From its humble origins of only 3 small shops and two warehouses that distributed a mere 45,000 tons in 2003, the food program has grown to provide distribution centers throughout the nation’s 23 states and closed 2011 supplying 3.7 million tons of products to the South American country’s residents.
“We advanced in 2011 and closed the year with 14,948,690 people who visited our establishments”, Minister Osorio said during the opening of a meat distribution center in the neighborhood of San Juan in the capital of Caracas.
As evidence of the program’s effectiveness, Venezuelan Vice President Elias Jaua cited Mercal’s recognition by the United Nations Food and Agriculture Organization (FAO) “as one of the fundamental instruments that has allowed Venezuela to be at the vanguard of the fight against hunger”.
Speaking during a tour of one of the government’s markets in the state of Miranda, the Vice President informed that the program has subsidized more than 7 billion bolivars ($1.6 billion) worth of products in 2012, resulting in a savings of between 50 and 60 percent for residents when compared with commercial retail outlets.
Specifically, Jaua highlighted the prices of some products such as cooking oil, which is available at a savings of 79 percent while chicken is sold for 69 percent less than the normal regulated price. The same is true for red meat, which is offered at half of the price found in private outlets.
“Thanks to [President Hugo] Chavez, the poor also now have the right to eat meat and they can buy it in Mercal at only 7 bolivars ($1.62) a kilogram”, he stated.
As part of the celebratory activities marking Mercal’s 9th year of service, the government put on sale more than 3 million kilograms of food products last Saturday in 552 different sales points belonging to the state’s growing network of food distribution outlets.
“In socialism, food is a sacred right of the people and everyday it will continue to be more so while with capitalism it’s a business of the powerful”, Jaua asserted.
An Expanding Network
Apart from Mercal, the state’s distribution networks have also grown to include other outlets such as the Venezuelan Food Producer and Distributor (PDVAL) and the Bicentennial grocery market chain that have offered important products to residents at prices far below the private sector.
“Mercal continues to be directed towards the most disadvantaged sectors with a subsidy of more than 60, 70 and even in some cases 80 percent.
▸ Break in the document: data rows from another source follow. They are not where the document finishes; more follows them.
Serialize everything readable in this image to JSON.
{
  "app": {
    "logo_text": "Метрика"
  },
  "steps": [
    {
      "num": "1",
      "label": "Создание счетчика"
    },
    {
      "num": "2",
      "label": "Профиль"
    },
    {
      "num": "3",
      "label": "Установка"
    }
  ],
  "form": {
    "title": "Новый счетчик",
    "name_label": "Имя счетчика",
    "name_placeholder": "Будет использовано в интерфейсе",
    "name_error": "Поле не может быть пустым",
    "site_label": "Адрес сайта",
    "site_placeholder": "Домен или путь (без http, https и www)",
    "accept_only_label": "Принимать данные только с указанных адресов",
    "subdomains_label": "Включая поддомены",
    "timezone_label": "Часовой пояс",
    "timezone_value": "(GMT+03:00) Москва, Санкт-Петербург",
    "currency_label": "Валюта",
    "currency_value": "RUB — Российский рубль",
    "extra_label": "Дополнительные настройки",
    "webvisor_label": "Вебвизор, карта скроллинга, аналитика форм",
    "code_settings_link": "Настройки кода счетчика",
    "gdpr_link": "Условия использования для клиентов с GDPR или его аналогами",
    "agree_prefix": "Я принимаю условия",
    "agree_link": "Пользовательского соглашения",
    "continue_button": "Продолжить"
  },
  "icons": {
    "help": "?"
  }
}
Now we have the PDVAL network and the Bicentennial stores which are quickly developing so that all Venezuelans have access to food products”, the Minister said on Sunday.
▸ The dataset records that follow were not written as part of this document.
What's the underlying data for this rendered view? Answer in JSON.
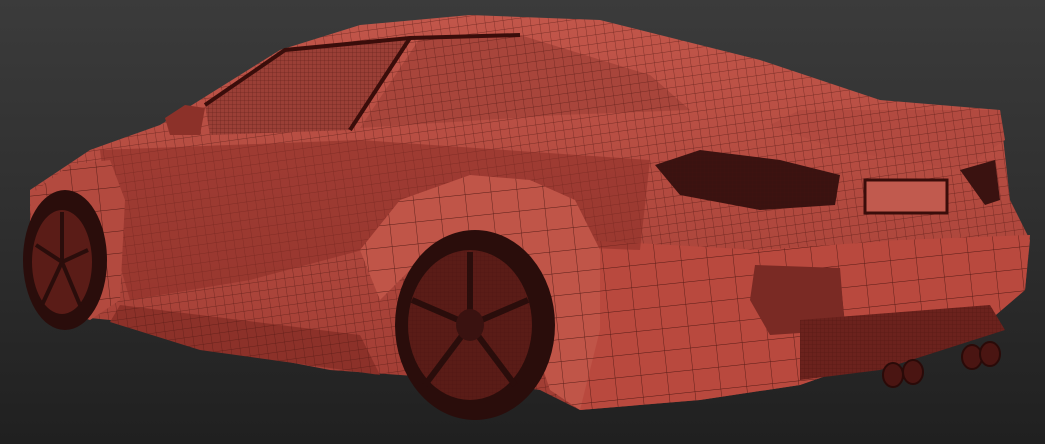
{
  "scene": {
    "subject": "car-wireframe-render",
    "colors": {
      "background_top": "#3b3b3b",
      "background_bottom": "#202020",
      "body": "#b5473c",
      "body_shadow": "#7a2a24",
      "wire": "#4a1410",
      "glass": "#8e3a32",
      "tire": "#2a0d0b"
    },
    "parts": [
      "body",
      "rear-window",
      "side-window",
      "spoiler",
      "rear-wheel",
      "front-wheel",
      "tail-lights",
      "license-plate",
      "exhaust-tips",
      "diffuser"
    ]
  }
}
PDVAL was created in 2008 as a program of the state oil company Petroleos de Venezuela (PDVSA) while the Bicentennial markets were founded after the state nationalized the French owned Exito grocery markets in January 2010.
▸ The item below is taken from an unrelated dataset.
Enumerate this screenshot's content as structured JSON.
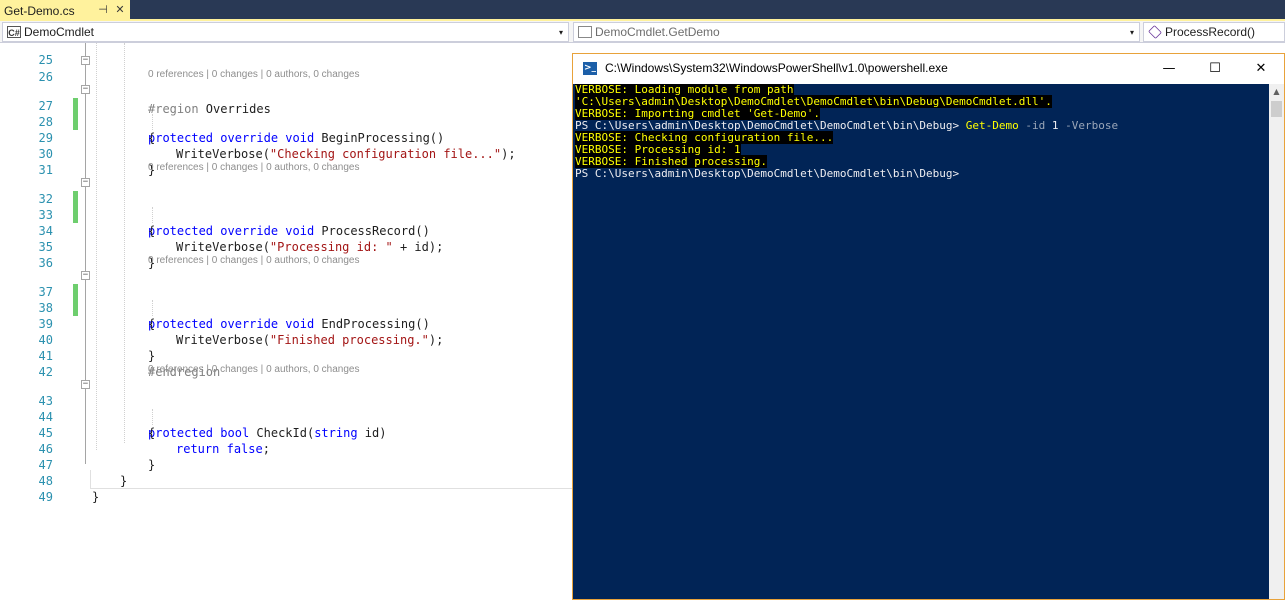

The idea has been to ensure that the population has access to basic commodities and that the prices of such goods are shielded against the kind of speculation and hoarding that has become commonplace in the Venezuelan private market.
Specifically, the concept of Mercal arose after the Venezuelan right-wing, in its efforts to force the democratically-elected Hugo Chavez from the presidency, embarked upon an oil lockout at the end of 2002.
The economic sabotage shut down the nation’s privately owned and operated food distribution chains and brought widespread hardship to many in the country.
“The [government’s] Food Mission can only be possible in Socialism and is a consequence of the great battle that our people had during 2002 and 2003”, Vice President Jaua said on Saturday.
Programs such as Mercal, PDVAL and the Bicentennial markets also serve to protect the population against unscrupulous business practices seen in the everyday transactions of the marketplace.
In order to avoid price regulations enacted by the government, some food distributors and commercial retailers refuse to sell certain products, such as sugar or cooking oil, creating an artificial scarcity that forces staples into higher prices in a parallel market.
Between the three state programs that make up part of the Chavez administration’s Food Mission, government officials now report that the state’s expanding distribution network has more than 21,000 outlets, making speculation and hoarding by retailers more difficult.
This has also been followed by the establishment of popular “arepa” restaurants that sell the traditional corn meal patties at discounted prices in more than 230 mobile and fixed units in Venezuela.
While the cost of arepas can reach up to 50 bolivars ($11.62) in private venues depending on the meat, cheese or bean filling used, the price of the patty in state run facilities is only 7.5 bolivars ($1.74).
Writing on his Twitter account last Sunday, President Hugo Chavez praised the advancements being seen in terms of food security in Venezuela and congratulated the workers of the program for their success.
“Mission Mercal is only possible with a socialist government! Congratulations to everyone on this 9th Anniversary! Long Live Mercal!” he declared.